(Web page and app entries)
+ + + + + + +
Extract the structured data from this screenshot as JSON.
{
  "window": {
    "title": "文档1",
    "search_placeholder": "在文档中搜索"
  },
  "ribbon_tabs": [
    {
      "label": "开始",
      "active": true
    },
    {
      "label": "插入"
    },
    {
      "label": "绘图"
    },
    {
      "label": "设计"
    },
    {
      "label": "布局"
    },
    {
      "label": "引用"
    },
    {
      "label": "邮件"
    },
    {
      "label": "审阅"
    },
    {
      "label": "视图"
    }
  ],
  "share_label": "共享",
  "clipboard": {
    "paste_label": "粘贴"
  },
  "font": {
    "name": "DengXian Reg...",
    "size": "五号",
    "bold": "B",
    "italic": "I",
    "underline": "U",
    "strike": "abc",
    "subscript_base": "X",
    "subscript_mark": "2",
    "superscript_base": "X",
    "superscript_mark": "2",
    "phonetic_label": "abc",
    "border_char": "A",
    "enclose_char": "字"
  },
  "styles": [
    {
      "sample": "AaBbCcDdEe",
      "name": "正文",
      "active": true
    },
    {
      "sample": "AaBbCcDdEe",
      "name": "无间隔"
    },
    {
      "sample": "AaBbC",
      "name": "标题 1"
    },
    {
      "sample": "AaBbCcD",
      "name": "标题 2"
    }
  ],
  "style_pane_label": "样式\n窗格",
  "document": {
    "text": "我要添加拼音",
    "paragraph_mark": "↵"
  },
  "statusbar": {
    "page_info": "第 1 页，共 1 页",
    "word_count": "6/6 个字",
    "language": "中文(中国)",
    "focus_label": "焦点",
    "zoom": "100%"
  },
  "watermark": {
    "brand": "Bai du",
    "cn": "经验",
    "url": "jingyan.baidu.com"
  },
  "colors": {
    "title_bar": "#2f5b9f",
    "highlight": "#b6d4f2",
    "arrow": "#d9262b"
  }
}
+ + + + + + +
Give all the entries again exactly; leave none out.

Extract the structured data from this screenshot as JSON.
{
  "window": {
    "title": "文档1",
    "search_placeholder": "在文档中搜索"
  },
  "ribbon_tabs": [
    {
      "label": "开始",
      "active": true
    },
    {
      "label": "插入"
    },
    {
      "label": "绘图"
    },
    {
      "label": "设计"
    },
    {
      "label": "布局"
    },
    {
      "label": "引用"
    },
    {
      "label": "邮件"
    },
    {
      "label": "审阅"
    },
    {
      "label": "视图"
    }
  ],
  "share_label": "共享",
  "clipboard": {
    "paste_label": "粘贴"
  },
  "font": {
    "name": "DengXian Reg...",
    "size": "五号",
    "bold": "B",
    "italic": "I",
    "underline": "U",
    "strike": "abc",
    "subscript_base": "X",
    "subscript_mark": "2",
    "superscript_base": "X",
    "superscript_mark": "2",
    "phonetic_label": "abc",
    "border_char": "A",
    "enclose_char": "字"
  },
  "styles": [
    {
      "sample": "AaBbCcDdEe",
      "name": "正文",
      "active": true
    },
    {
      "sample": "AaBbCcDdEe",
      "name": "无间隔"
    },
    {
      "sample": "AaBbC",
      "name": "标题 1"
    },
    {
      "sample": "AaBbCcD",
      "name": "标题 2"
    }
  ],
  "style_pane_label": "样式\n窗格",
  "document": {
    "text": "我要添加拼音",
    "paragraph_mark": "↵"
  },
  "statusbar": {
    "page_info": "第 1 页，共 1 页",
    "word_count": "6/6 个字",
    "language": "中文(中国)",
    "focus_label": "焦点",
    "zoom": "100%"
  },
  "watermark": {
    "brand": "Bai du",
    "cn": "经验",
    "url": "jingyan.baidu.com"
  },
  "colors": {
    "title_bar": "#2f5b9f",
    "highlight": "#b6d4f2",
    "arrow": "#d9262b"
  }
}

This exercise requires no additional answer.